Problem to work on
Please give the count of lines below with the string "true" in them, and no other words.

Material for this exercise

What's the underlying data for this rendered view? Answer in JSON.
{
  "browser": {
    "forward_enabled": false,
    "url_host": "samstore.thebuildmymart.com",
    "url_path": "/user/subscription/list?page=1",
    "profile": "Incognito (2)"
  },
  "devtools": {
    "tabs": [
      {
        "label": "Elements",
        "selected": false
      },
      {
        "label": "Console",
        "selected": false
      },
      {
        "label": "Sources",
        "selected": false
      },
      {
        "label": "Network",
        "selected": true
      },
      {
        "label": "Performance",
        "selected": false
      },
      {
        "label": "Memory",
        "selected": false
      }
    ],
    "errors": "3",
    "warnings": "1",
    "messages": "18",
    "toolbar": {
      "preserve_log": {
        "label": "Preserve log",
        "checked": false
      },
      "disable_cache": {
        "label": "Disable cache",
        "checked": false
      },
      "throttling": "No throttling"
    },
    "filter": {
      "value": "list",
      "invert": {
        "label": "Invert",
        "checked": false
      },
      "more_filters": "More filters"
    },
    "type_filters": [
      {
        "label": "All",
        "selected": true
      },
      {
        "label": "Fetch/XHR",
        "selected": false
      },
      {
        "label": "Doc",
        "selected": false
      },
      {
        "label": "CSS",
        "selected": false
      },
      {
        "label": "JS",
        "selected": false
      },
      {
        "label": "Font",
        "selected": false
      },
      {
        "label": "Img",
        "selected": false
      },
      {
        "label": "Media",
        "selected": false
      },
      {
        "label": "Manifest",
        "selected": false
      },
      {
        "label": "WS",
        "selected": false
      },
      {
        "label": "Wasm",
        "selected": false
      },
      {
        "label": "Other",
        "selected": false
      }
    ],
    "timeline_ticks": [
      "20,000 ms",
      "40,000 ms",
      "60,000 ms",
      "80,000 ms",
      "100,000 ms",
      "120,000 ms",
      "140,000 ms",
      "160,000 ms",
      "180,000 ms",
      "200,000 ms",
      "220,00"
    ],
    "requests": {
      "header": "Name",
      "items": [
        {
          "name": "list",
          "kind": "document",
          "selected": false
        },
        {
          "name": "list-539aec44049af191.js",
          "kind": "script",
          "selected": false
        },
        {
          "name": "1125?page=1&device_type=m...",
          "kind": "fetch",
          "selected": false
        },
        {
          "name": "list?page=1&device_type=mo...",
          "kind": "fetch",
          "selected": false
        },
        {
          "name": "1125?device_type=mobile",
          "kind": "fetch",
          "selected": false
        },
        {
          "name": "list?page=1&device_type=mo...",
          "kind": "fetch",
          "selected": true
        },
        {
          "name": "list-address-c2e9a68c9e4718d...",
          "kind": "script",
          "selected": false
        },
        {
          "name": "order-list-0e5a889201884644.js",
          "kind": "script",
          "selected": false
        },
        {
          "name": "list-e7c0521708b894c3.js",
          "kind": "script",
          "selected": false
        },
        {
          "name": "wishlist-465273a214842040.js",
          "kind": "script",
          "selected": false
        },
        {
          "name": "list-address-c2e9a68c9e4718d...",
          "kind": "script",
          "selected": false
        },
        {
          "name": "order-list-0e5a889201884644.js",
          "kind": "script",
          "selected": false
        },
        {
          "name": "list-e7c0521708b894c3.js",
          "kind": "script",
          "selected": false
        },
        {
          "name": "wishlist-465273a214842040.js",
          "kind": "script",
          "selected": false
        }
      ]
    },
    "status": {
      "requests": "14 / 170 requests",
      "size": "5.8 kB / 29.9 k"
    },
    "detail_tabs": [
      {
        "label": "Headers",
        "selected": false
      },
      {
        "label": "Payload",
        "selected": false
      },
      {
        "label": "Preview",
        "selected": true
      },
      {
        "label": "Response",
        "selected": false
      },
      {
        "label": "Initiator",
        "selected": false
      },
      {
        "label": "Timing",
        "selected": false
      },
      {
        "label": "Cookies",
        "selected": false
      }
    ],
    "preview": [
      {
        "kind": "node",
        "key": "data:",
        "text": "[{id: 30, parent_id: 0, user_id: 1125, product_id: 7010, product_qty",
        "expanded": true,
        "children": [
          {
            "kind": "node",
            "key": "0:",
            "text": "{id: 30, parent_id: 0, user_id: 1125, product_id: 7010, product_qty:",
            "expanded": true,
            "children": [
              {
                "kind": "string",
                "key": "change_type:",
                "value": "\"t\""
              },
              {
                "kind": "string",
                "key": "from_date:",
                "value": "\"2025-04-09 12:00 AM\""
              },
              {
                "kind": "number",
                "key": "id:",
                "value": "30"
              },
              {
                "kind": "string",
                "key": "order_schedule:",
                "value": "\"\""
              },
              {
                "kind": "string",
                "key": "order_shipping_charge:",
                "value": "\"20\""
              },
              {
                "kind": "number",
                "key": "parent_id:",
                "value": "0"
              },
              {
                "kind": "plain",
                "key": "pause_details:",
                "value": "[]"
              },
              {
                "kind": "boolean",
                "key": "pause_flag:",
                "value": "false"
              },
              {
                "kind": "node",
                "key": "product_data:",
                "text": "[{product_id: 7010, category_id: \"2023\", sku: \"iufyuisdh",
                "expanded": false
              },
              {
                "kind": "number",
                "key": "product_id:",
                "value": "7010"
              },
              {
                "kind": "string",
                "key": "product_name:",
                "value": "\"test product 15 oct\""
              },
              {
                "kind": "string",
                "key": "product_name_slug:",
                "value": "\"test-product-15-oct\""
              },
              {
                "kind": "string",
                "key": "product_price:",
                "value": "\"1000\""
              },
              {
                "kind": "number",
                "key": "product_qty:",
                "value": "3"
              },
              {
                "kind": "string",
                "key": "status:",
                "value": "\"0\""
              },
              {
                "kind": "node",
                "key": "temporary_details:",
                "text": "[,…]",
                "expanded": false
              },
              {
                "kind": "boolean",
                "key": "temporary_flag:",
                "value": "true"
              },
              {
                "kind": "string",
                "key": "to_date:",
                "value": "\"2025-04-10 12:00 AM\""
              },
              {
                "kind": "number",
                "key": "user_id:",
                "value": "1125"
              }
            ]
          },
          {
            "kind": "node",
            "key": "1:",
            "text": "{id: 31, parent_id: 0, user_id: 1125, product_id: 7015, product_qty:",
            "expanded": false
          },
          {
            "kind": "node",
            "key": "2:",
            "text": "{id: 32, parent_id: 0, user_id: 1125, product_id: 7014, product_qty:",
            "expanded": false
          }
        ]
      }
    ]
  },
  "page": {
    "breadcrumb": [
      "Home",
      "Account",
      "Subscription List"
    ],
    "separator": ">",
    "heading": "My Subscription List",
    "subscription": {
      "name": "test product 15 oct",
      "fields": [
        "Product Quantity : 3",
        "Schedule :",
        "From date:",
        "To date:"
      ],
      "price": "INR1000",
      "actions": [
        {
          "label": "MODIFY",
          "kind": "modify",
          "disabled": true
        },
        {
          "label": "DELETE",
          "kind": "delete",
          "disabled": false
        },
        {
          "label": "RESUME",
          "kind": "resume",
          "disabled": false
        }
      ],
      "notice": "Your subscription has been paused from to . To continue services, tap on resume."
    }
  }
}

Task result
8